Your objective |
Each line of the records has to be copied exactly, though the pictures must be left out.

(App and web page records)
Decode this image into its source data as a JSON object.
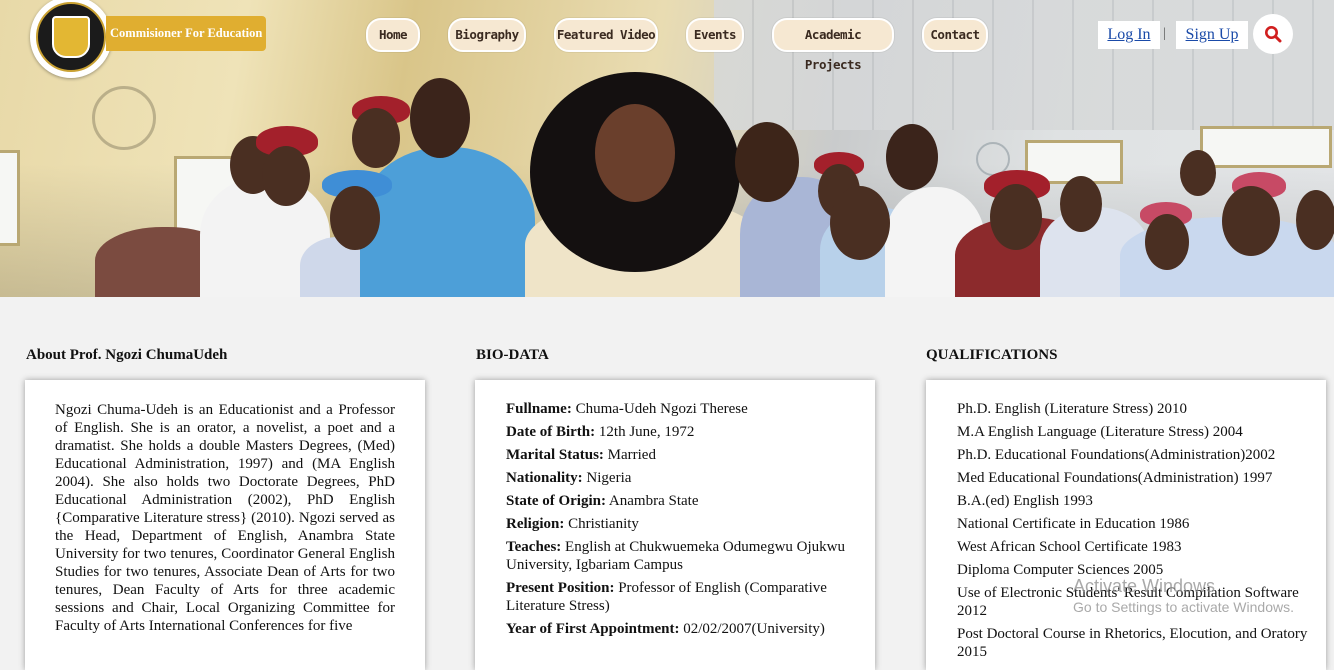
{
  "header": {
    "brand": "Commisioner For Education",
    "logo_alt": "Government of Anambra State Nigeria seal",
    "nav": [
      {
        "label": "Home"
      },
      {
        "label": "Biography"
      },
      {
        "label": "Featured Video"
      },
      {
        "label": "Events"
      },
      {
        "label": "Academic Projects"
      },
      {
        "label": "Contact"
      }
    ],
    "login": "Log In",
    "separator": "|",
    "signup": "Sign Up",
    "search_icon": "search-icon"
  },
  "about": {
    "title": "About Prof. Ngozi ChumaUdeh",
    "text": "Ngozi Chuma-Udeh is an Educationist and a Professor of English. She is an orator, a novelist, a poet and a dramatist. She holds a double Masters Degrees, (Med) Educational Administration, 1997) and (MA English 2004). She also holds two Doctorate Degrees, PhD Educational Administration (2002), PhD English {Comparative Literature stress} (2010). Ngozi served as the Head, Department of English, Anambra State University for two tenures, Coordinator General English Studies for two tenures, Associate Dean of Arts for two tenures, Dean Faculty of Arts for three academic sessions and Chair, Local Organizing Committee for Faculty of Arts International Conferences for five"
  },
  "biodata": {
    "title": "BIO-DATA",
    "items": [
      {
        "label": "Fullname:",
        "value": "Chuma-Udeh Ngozi Therese"
      },
      {
        "label": "Date of Birth:",
        "value": "12th June, 1972"
      },
      {
        "label": "Marital Status:",
        "value": "Married"
      },
      {
        "label": "Nationality:",
        "value": "Nigeria"
      },
      {
        "label": "State of Origin:",
        "value": "Anambra State"
      },
      {
        "label": "Religion:",
        "value": "Christianity"
      },
      {
        "label": "Teaches:",
        "value": "English at Chukwuemeka Odumegwu Ojukwu University, Igbariam Campus"
      },
      {
        "label": "Present Position:",
        "value": "Professor of English (Comparative Literature Stress)"
      },
      {
        "label": "Year of First Appointment:",
        "value": "02/02/2007(University)"
      }
    ]
  },
  "qualifications": {
    "title": "QUALIFICATIONS",
    "items": [
      "Ph.D. English (Literature Stress) 2010",
      "M.A English Language (Literature Stress) 2004",
      "Ph.D. Educational Foundations(Administration)2002",
      "Med Educational Foundations(Administration) 1997",
      "B.A.(ed) English 1993",
      "National Certificate in Education 1986",
      "West African School Certificate 1983",
      "Diploma Computer Sciences 2005",
      "Use of Electronic Students' Result Compilation Software 2012",
      "Post Doctoral Course in Rhetorics, Elocution, and Oratory 2015"
    ]
  },
  "watermark": {
    "line1": "Activate Windows",
    "line2": "Go to Settings to activate Windows."
  }
}
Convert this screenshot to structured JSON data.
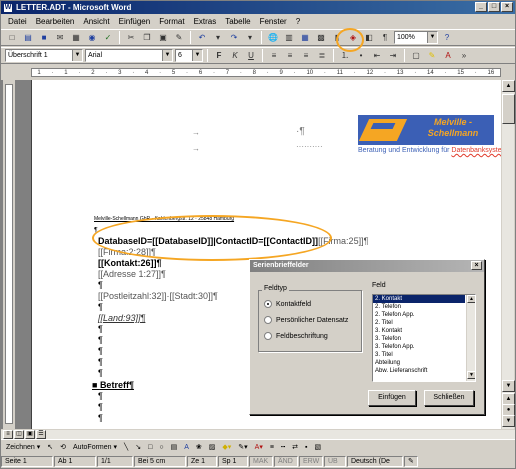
{
  "window": {
    "title": "LETTER.ADT - Microsoft Word",
    "controls": [
      "_",
      "□",
      "×"
    ]
  },
  "menu": {
    "items": [
      "Datei",
      "Bearbeiten",
      "Ansicht",
      "Einfügen",
      "Format",
      "Extras",
      "Tabelle",
      "Fenster",
      "?"
    ]
  },
  "toolbar": {
    "zoom": "100%",
    "style_value": "Überschrift 1",
    "font_value": "Arial",
    "size_value": "6"
  },
  "document": {
    "logo": {
      "line1": "Melville -",
      "line2": "Schellmann",
      "tagline_prefix": "Beratung und Entwicklung für",
      "tagline_suffix": "Datenbanksysteme"
    },
    "small_header": "Melville-Schellmann GbR · Kahlenbergstr. 12 · 25848 Hamburg",
    "line_db": "DatabaseID=[[DatabaseID]]|ContactID=[[ContactID]]",
    "line_db_tail": "[[Firma:25]]¶",
    "line_firma": "[[Firma:2:28]]¶",
    "line_kontakt": "[[Kontakt:26]]¶",
    "line_adresse": "[[Adresse 1:27]]¶",
    "line_postleitzahl": "[[Postleitzahl:32]]·[[Stadt:30]]¶",
    "line_land": "[[Land:93]]¶",
    "pilcrow": "¶",
    "betreff": "Betreff¶"
  },
  "dialog": {
    "title": "Serienbrieffelder",
    "group_label": "Feldtyp",
    "options": [
      "Kontaktfeld",
      "Persönlicher Datensatz",
      "Feldbeschriftung"
    ],
    "feld_label": "Feld",
    "fields": [
      "2. Kontakt",
      "2. Telefon",
      "2. Telefon App.",
      "2. Titel",
      "3. Kontakt",
      "3. Telefon",
      "3. Telefon App.",
      "3. Titel",
      "Abteilung",
      "Abw. Lieferanschrift"
    ],
    "insert_button": "Einfügen",
    "close_button": "Schließen"
  },
  "drawbar": {
    "zeichnen": "Zeichnen",
    "autoformen": "AutoFormen"
  },
  "status": {
    "seite": "Seite 1",
    "ab": "Ab 1",
    "pages": "1/1",
    "bei": "Bei 5 cm",
    "ze": "Ze 1",
    "sp": "Sp 1",
    "mak": "MAK",
    "and": "ÄND",
    "erw": "ERW",
    "ub": "ÜB",
    "language": "Deutsch (De"
  }
}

Task response |
Decode this image into its source data as a JSON object.
{
  "header": {
    "brand": "Commisioner For Education",
    "logo_alt": "Government of Anambra State Nigeria seal",
    "nav": [
      {
        "label": "Home"
      },
      {
        "label": "Biography"
      },
      {
        "label": "Featured Video"
      },
      {
        "label": "Events"
      },
      {
        "label": "Academic Projects"
      },
      {
        "label": "Contact"
      }
    ],
    "login": "Log In",
    "separator": "|",
    "signup": "Sign Up",
    "search_icon": "search-icon"
  },
  "about": {
    "title": "About Prof. Ngozi ChumaUdeh",
    "text": "Ngozi Chuma-Udeh is an Educationist and a Professor of English. She is an orator, a novelist, a poet and a dramatist. She holds a double Masters Degrees, (Med) Educational Administration, 1997) and (MA English 2004). She also holds two Doctorate Degrees, PhD Educational Administration (2002), PhD English {Comparative Literature stress} (2010). Ngozi served as the Head, Department of English, Anambra State University for two tenures, Coordinator General English Studies for two tenures, Associate Dean of Arts for two tenures, Dean Faculty of Arts for three academic sessions and Chair, Local Organizing Committee for Faculty of Arts International Conferences for five"
  },
  "biodata": {
    "title": "BIO-DATA",
    "items": [
      {
        "label": "Fullname:",
        "value": "Chuma-Udeh Ngozi Therese"
      },
      {
        "label": "Date of Birth:",
        "value": "12th June, 1972"
      },
      {
        "label": "Marital Status:",
        "value": "Married"
      },
      {
        "label": "Nationality:",
        "value": "Nigeria"
      },
      {
        "label": "State of Origin:",
        "value": "Anambra State"
      },
      {
        "label": "Religion:",
        "value": "Christianity"
      },
      {
        "label": "Teaches:",
        "value": "English at Chukwuemeka Odumegwu Ojukwu University, Igbariam Campus"
      },
      {
        "label": "Present Position:",
        "value": "Professor of English (Comparative Literature Stress)"
      },
      {
        "label": "Year of First Appointment:",
        "value": "02/02/2007(University)"
      }
    ]
  },
  "qualifications": {
    "title": "QUALIFICATIONS",
    "items": [
      "Ph.D. English (Literature Stress) 2010",
      "M.A English Language (Literature Stress) 2004",
      "Ph.D. Educational Foundations(Administration)2002",
      "Med Educational Foundations(Administration) 1997",
      "B.A.(ed) English 1993",
      "National Certificate in Education 1986",
      "West African School Certificate 1983",
      "Diploma Computer Sciences 2005",
      "Use of Electronic Students' Result Compilation Software 2012",
      "Post Doctoral Course in Rhetorics, Elocution, and Oratory 2015"
    ]
  },
  "watermark": {
    "line1": "Activate Windows",
    "line2": "Go to Settings to activate Windows."
  }
}
Convert this screenshot to structured JSON data.
{
  "window": {
    "title": "LETTER.ADT - Microsoft Word",
    "controls": [
      "_",
      "□",
      "×"
    ]
  },
  "menu": {
    "items": [
      "Datei",
      "Bearbeiten",
      "Ansicht",
      "Einfügen",
      "Format",
      "Extras",
      "Tabelle",
      "Fenster",
      "?"
    ]
  },
  "toolbar": {
    "zoom": "100%",
    "style_value": "Überschrift 1",
    "font_value": "Arial",
    "size_value": "6"
  },
  "document": {
    "logo": {
      "line1": "Melville -",
      "line2": "Schellmann",
      "tagline_prefix": "Beratung und Entwicklung für",
      "tagline_suffix": "Datenbanksysteme"
    },
    "small_header": "Melville-Schellmann GbR · Kahlenbergstr. 12 · 25848 Hamburg",
    "line_db": "DatabaseID=[[DatabaseID]]|ContactID=[[ContactID]]",
    "line_db_tail": "[[Firma:25]]¶",
    "line_firma": "[[Firma:2:28]]¶",
    "line_kontakt": "[[Kontakt:26]]¶",
    "line_adresse": "[[Adresse 1:27]]¶",
    "line_postleitzahl": "[[Postleitzahl:32]]·[[Stadt:30]]¶",
    "line_land": "[[Land:93]]¶",
    "pilcrow": "¶",
    "betreff": "Betreff¶"
  },
  "dialog": {
    "title": "Serienbrieffelder",
    "group_label": "Feldtyp",
    "options": [
      "Kontaktfeld",
      "Persönlicher Datensatz",
      "Feldbeschriftung"
    ],
    "feld_label": "Feld",
    "fields": [
      "2. Kontakt",
      "2. Telefon",
      "2. Telefon App.",
      "2. Titel",
      "3. Kontakt",
      "3. Telefon",
      "3. Telefon App.",
      "3. Titel",
      "Abteilung",
      "Abw. Lieferanschrift"
    ],
    "insert_button": "Einfügen",
    "close_button": "Schließen"
  },
  "drawbar": {
    "zeichnen": "Zeichnen",
    "autoformen": "AutoFormen"
  },
  "status": {
    "seite": "Seite 1",
    "ab": "Ab 1",
    "pages": "1/1",
    "bei": "Bei 5 cm",
    "ze": "Ze 1",
    "sp": "Sp 1",
    "mak": "MAK",
    "and": "ÄND",
    "erw": "ERW",
    "ub": "ÜB",
    "language": "Deutsch (De"
  }
}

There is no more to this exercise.